- _What you have to do_
Go through the records below and copy out every line that contains the word "found".
-----
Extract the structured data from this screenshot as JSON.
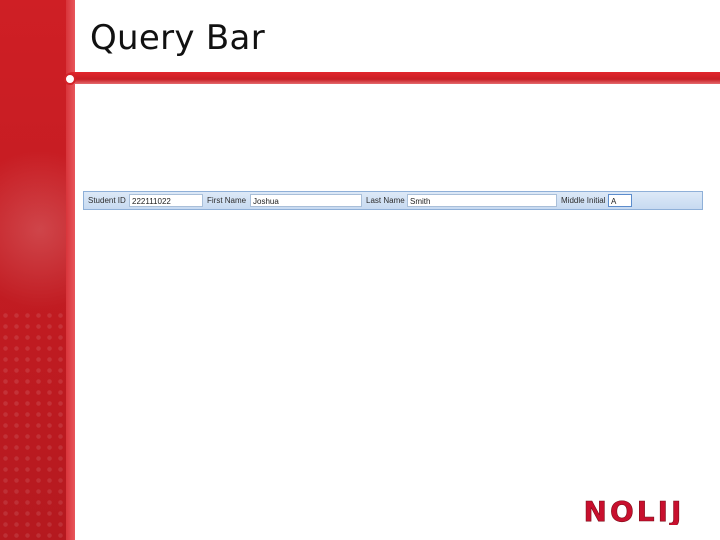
{
  "slide": {
    "title": "Query Bar"
  },
  "query_bar": {
    "fields": [
      {
        "label": "Student ID",
        "value": "222111022"
      },
      {
        "label": "First Name",
        "value": "Joshua"
      },
      {
        "label": "Last Name",
        "value": "Smith"
      },
      {
        "label": "Middle Initial",
        "value": "A"
      }
    ]
  },
  "logo": {
    "text": "NOLIJ",
    "color": "#c8102e"
  },
  "colors": {
    "accent": "#d32228",
    "query_bar_bg": "#c7daf1"
  }
}
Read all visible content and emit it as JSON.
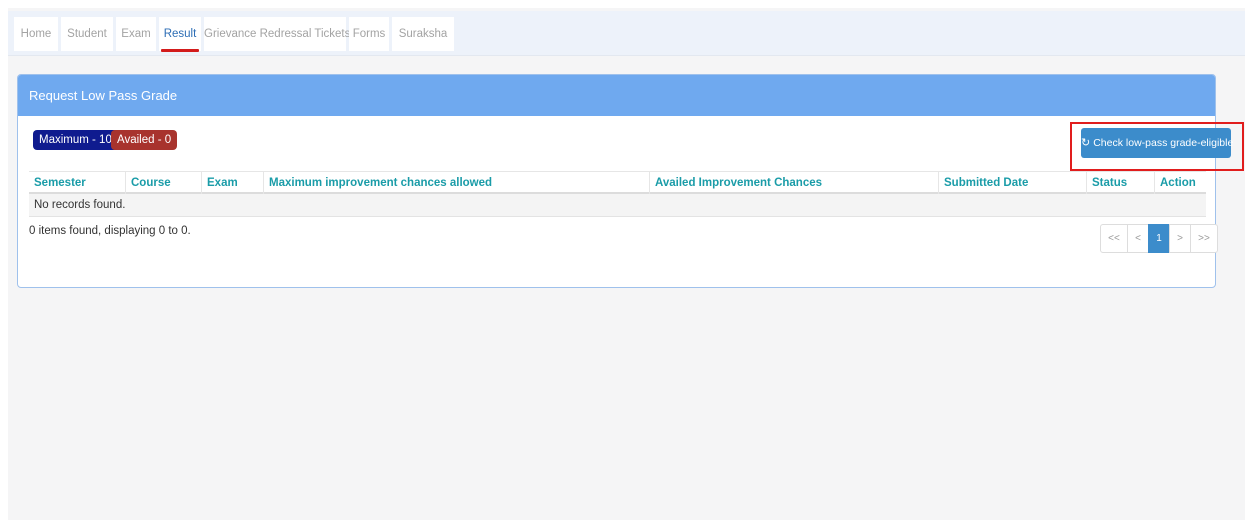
{
  "nav": {
    "tabs": [
      {
        "label": "Home"
      },
      {
        "label": "Student"
      },
      {
        "label": "Exam"
      },
      {
        "label": "Result"
      },
      {
        "label": "Grievance Redressal Tickets"
      },
      {
        "label": "Forms"
      },
      {
        "label": "Suraksha"
      }
    ],
    "active_tab": "Result"
  },
  "panel": {
    "title": "Request Low Pass Grade",
    "badges": {
      "maximum": "Maximum - 10",
      "availed": "Availed - 0"
    },
    "check_button": {
      "label": "Check low-pass grade-eligible",
      "icon": "refresh-icon"
    },
    "table": {
      "columns": [
        "Semester",
        "Course",
        "Exam",
        "Maximum improvement chances allowed",
        "Availed Improvement Chances",
        "Submitted Date",
        "Status",
        "Action"
      ],
      "empty_message": "No records found."
    },
    "summary": "0 items found, displaying 0 to 0.",
    "pager": {
      "first": "<<",
      "prev": "<",
      "current": "1",
      "next": ">",
      "last": ">>"
    }
  },
  "colors": {
    "panel_header": "#6fa9ef",
    "button": "#3c8ccb",
    "badge_max": "#0f1b8f",
    "badge_availed": "#a8332d",
    "column_header_text": "#1a9ca8",
    "active_tab_underline": "#d31b1b",
    "highlight_box": "#e11d1d"
  }
}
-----
- _Written response_
      "empty_message": "No records found."
    "summary": "0 items found, displaying 0 to 0.",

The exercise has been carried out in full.